    Default occurred as a result of the ECB's decision to end access to ELA. ELA could easily have been extended at least until after the referendum but simply was not. Had the Eurogroup chosen to do so it could also have provided access to 7b of funds that were part of its 2012 restructure. But instead it withheld any of the bailout funds - which were earmarked to pay Troika loans, since August 2014. The ECB asphyxiated the economy and forced a default on loans to itself - and made it look like it was Tsipras - fantastic politicking there.
    Jun 30, 2015. 09:37 PM | 2 Likes Like |Link to Comment
  • Greece bailout expires as deadline passes [View news story]

    Europe is likely well ring fenced from financial fallout, that's not the risk at all. Grexit risk is that a clear path and method of Eurozone exit will be delineated.

    Cyprus gave us the first taste of what happens when a peripheral nation encounters a solvency issue in the Euro area, and Greece has so far followed along where Cyprus led. Next time a debt crisis arises, there will be a clear path to currency exit, and the irrevocability of the Euro will have ended.

    This is why markets are mostly shrugging the Greece events off - financial impact appears to be muted. The political implications are not however.
    Jun 30, 2015. 09:19 PM | 4 Likes Like |Link to Comment
  • Greece bailout expires as deadline passes [View news story]
    I'm sorry, but how do you correlate a 25% contraction in GDP, over 25% unemployment, and a 5 year depression with "Greeks had opportunities to choose a better path but they chose to believe the promises of a bunch of socialists"?

    That the economy needs growth oriented policies is without question, austerity has been debunked everywhere, even in Europe which has now embarked on its own QE program.
    Jun 30, 2015. 09:12 PM | 2 Likes Like |Link to Comment
  • Greece bailout expires as deadline passes [View news story]
    The process doesn't take any longer than in the US with some places taking somewhat longer to report than others.
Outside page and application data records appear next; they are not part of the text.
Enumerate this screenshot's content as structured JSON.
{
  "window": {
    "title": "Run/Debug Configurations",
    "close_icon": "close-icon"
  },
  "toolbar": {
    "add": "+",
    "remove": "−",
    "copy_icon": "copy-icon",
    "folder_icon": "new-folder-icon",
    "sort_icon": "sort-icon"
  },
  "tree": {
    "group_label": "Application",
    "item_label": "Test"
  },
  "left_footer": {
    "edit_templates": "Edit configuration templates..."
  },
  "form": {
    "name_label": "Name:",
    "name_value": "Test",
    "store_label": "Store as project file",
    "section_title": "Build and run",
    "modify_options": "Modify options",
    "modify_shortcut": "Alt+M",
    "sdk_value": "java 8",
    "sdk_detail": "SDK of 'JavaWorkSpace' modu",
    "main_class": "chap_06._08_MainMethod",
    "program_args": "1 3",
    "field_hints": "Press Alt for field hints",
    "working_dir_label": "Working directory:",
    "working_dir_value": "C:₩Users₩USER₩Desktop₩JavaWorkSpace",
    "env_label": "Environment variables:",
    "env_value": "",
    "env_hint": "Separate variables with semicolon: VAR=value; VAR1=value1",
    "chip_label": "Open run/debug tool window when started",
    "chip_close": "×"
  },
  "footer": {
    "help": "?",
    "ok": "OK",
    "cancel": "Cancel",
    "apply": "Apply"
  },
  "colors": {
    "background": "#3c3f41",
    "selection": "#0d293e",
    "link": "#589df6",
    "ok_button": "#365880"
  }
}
    Votes in Greece are televised and counted in the same way as in the US....

    I doubt however that Syriza would call elections immediately and that a new election could possibly conclude before the end of summer.
    Jun 30, 2015. 09:07 PM | 1 Like Like |Link to Comment
  • Greece bailout expires as deadline passes [View news story]
    The process of voting in Greece is arcane and tedious, in tandem with an archaic technology. Proof of voting eligibility is the primary reason. In response to your question:

    1) No, they cannot. Merkel and Djoesselboem have pretty clearly made the referendum a precursor to continuation of talks. It is pretty apparent that should Greeks vote YES the intent is to force regime change around that vote. If nothing else, consider it a trial run for the event the Syriza administration actually calls elections.

    2) Greece will have no issue with international monitors should anyone feel the need to do as much. The process of voting however is so strict that I doubt anyone would find it necessary.

    I'd also suggest that with the referendum in play, and the efforts from the Eurogroup side to force the Syriza administration to collapse, so as to pursue negotiations with another government, we may be looking at severe damage to what's left of the economy under capital controls in the timeframe all that will take to play out. But that doesn't seem to be on anyone's agenda so I guess that's that.

    Capital controls will destroy tourism, right in the middle of high season, the 2nd largest source of GDP in the economy.
    Jun 30, 2015. 08:43 PM | 2 Likes Like |Link to Comment